[TASK TO CARRY OUT]
Every entry below should be reproduced exactly; no picture is to be included.
________________
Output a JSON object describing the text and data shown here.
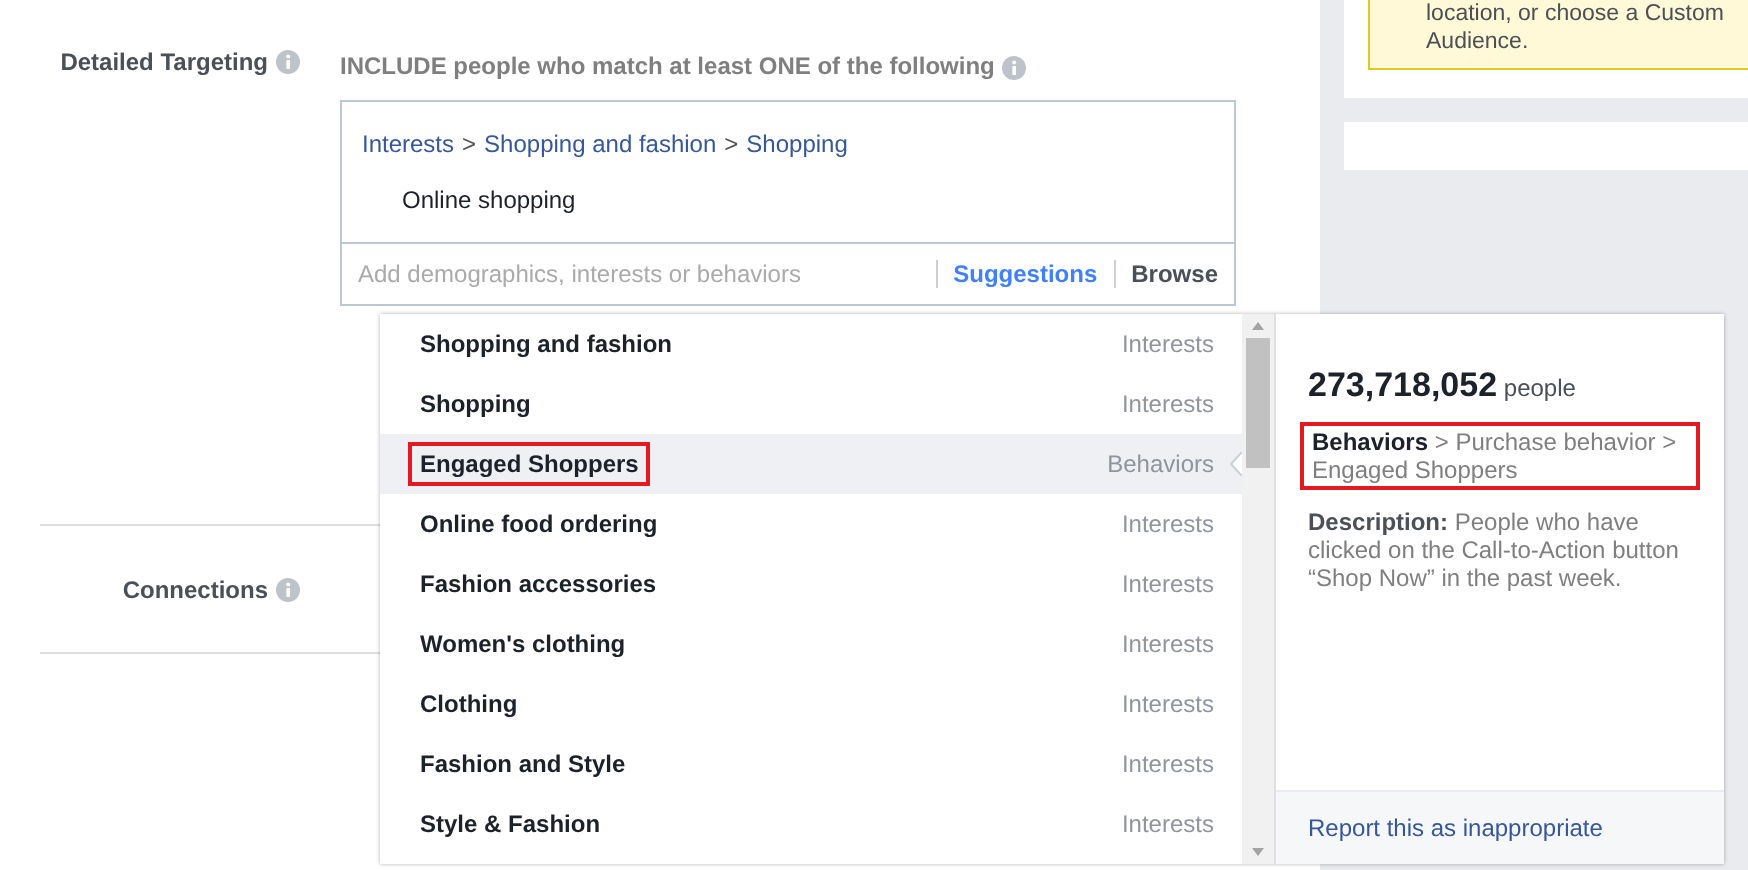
{
  "notice": {
    "lines": [
      "location, or choose a Custom",
      "Audience."
    ]
  },
  "detailed_targeting": {
    "label": "Detailed Targeting",
    "include_text": "INCLUDE people who match at least ONE of the following",
    "path": [
      "Interests",
      "Shopping and fashion",
      "Shopping"
    ],
    "separator": ">",
    "selected_item": "Online shopping",
    "search": {
      "placeholder": "Add demographics, interests or behaviors"
    },
    "tabs": [
      {
        "label": "Suggestions",
        "selected": true
      },
      {
        "label": "Browse",
        "selected": false
      }
    ]
  },
  "connections": {
    "label": "Connections"
  },
  "suggestions": [
    {
      "name": "Shopping and fashion",
      "category": "Interests",
      "selected": false,
      "outlined": false
    },
    {
      "name": "Shopping",
      "category": "Interests",
      "selected": false,
      "outlined": false
    },
    {
      "name": "Engaged Shoppers",
      "category": "Behaviors",
      "selected": true,
      "outlined": true
    },
    {
      "name": "Online food ordering",
      "category": "Interests",
      "selected": false,
      "outlined": false
    },
    {
      "name": "Fashion accessories",
      "category": "Interests",
      "selected": false,
      "outlined": false
    },
    {
      "name": "Women's clothing",
      "category": "Interests",
      "selected": false,
      "outlined": false
    },
    {
      "name": "Clothing",
      "category": "Interests",
      "selected": false,
      "outlined": false
    },
    {
      "name": "Fashion and Style",
      "category": "Interests",
      "selected": false,
      "outlined": false
    },
    {
      "name": "Style & Fashion",
      "category": "Interests",
      "selected": false,
      "outlined": false
    }
  ],
  "details": {
    "count": "273,718,052",
    "unit": "people",
    "path": "**Behaviors** > Purchase behavior > Engaged Shoppers",
    "path_outlined": true,
    "description": "**Description:** People who have clicked on the Call-to-Action button “Shop Now” in the past week.",
    "report_link": "Report this as inappropriate"
  }
}
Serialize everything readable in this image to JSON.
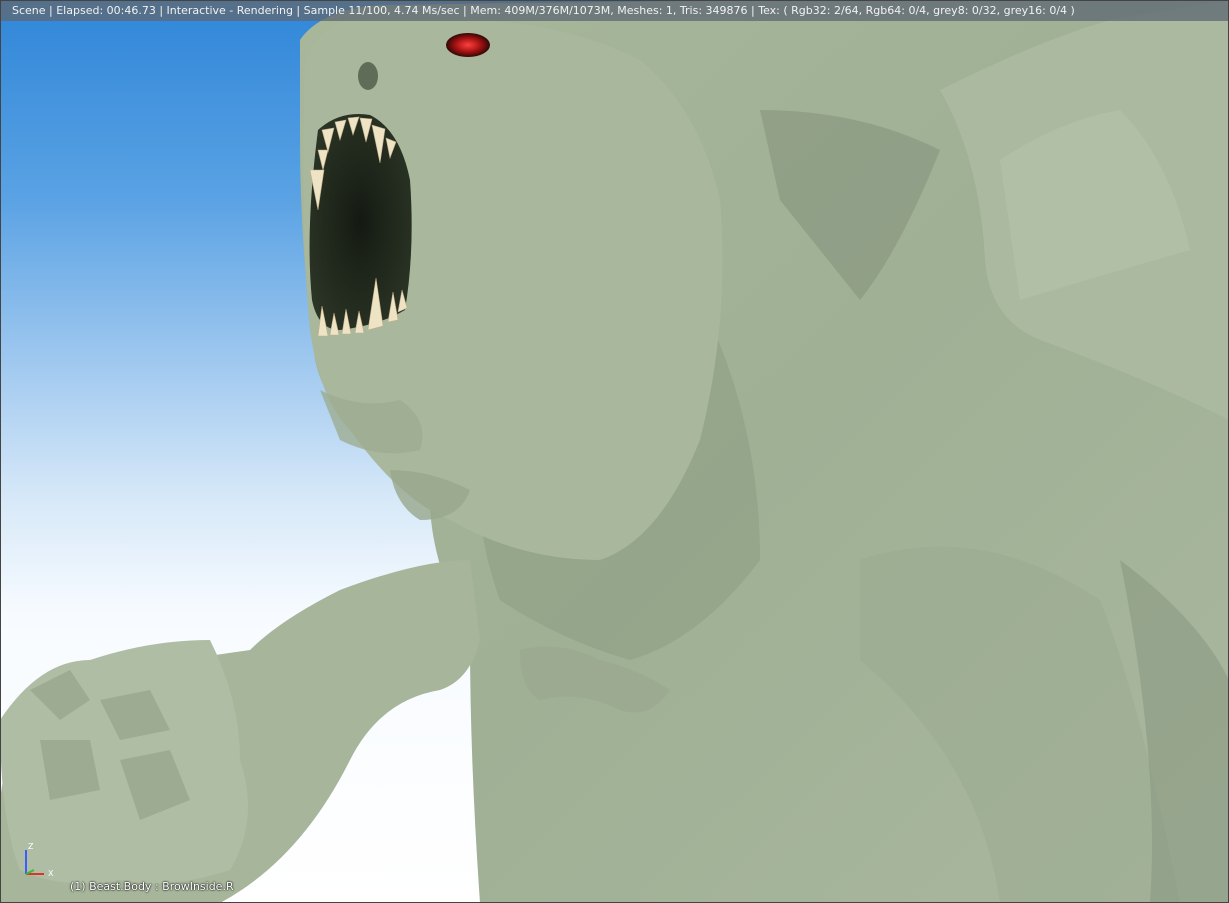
{
  "header": {
    "status_text": "Scene | Elapsed: 00:46.73 | Interactive - Rendering | Sample 11/100, 4.74 Ms/sec | Mem: 409M/376M/1073M, Meshes: 1, Tris: 349876 | Tex: ( Rgb32: 2/64, Rgb64: 0/4, grey8: 0/32, grey16: 0/4 )"
  },
  "viewport": {
    "object_label": "(1) Beast.Body : BrowInside.R",
    "axis": {
      "z": "Z",
      "x": "X"
    },
    "colors": {
      "sky_top": "#2f86d8",
      "creature": "#a9b79b",
      "header_bg": "#5f6973"
    }
  }
}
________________
[ANSWER AREA]
Output a JSON object describing the text and data shown here.
{
  "notice": {
    "lines": [
      "location, or choose a Custom",
      "Audience."
    ]
  },
  "detailed_targeting": {
    "label": "Detailed Targeting",
    "include_text": "INCLUDE people who match at least ONE of the following",
    "path": [
      "Interests",
      "Shopping and fashion",
      "Shopping"
    ],
    "separator": ">",
    "selected_item": "Online shopping",
    "search": {
      "placeholder": "Add demographics, interests or behaviors"
    },
    "tabs": [
      {
        "label": "Suggestions",
        "selected": true
      },
      {
        "label": "Browse",
        "selected": false
      }
    ]
  },
  "connections": {
    "label": "Connections"
  },
  "suggestions": [
    {
      "name": "Shopping and fashion",
      "category": "Interests",
      "selected": false,
      "outlined": false
    },
    {
      "name": "Shopping",
      "category": "Interests",
      "selected": false,
      "outlined": false
    },
    {
      "name": "Engaged Shoppers",
      "category": "Behaviors",
      "selected": true,
      "outlined": true
    },
    {
      "name": "Online food ordering",
      "category": "Interests",
      "selected": false,
      "outlined": false
    },
    {
      "name": "Fashion accessories",
      "category": "Interests",
      "selected": false,
      "outlined": false
    },
    {
      "name": "Women's clothing",
      "category": "Interests",
      "selected": false,
      "outlined": false
    },
    {
      "name": "Clothing",
      "category": "Interests",
      "selected": false,
      "outlined": false
    },
    {
      "name": "Fashion and Style",
      "category": "Interests",
      "selected": false,
      "outlined": false
    },
    {
      "name": "Style & Fashion",
      "category": "Interests",
      "selected": false,
      "outlined": false
    }
  ],
  "details": {
    "count": "273,718,052",
    "unit": "people",
    "path": "**Behaviors** > Purchase behavior > Engaged Shoppers",
    "path_outlined": true,
    "description": "**Description:** People who have clicked on the Call-to-Action button “Shop Now” in the past week.",
    "report_link": "Report this as inappropriate"
  }
}
Serialize everything readable in this image to JSON.
{
  "header": {
    "status_text": "Scene | Elapsed: 00:46.73 | Interactive - Rendering | Sample 11/100, 4.74 Ms/sec | Mem: 409M/376M/1073M, Meshes: 1, Tris: 349876 | Tex: ( Rgb32: 2/64, Rgb64: 0/4, grey8: 0/32, grey16: 0/4 )"
  },
  "viewport": {
    "object_label": "(1) Beast.Body : BrowInside.R",
    "axis": {
      "z": "Z",
      "x": "X"
    },
    "colors": {
      "sky_top": "#2f86d8",
      "creature": "#a9b79b",
      "header_bg": "#5f6973"
    }
  }
}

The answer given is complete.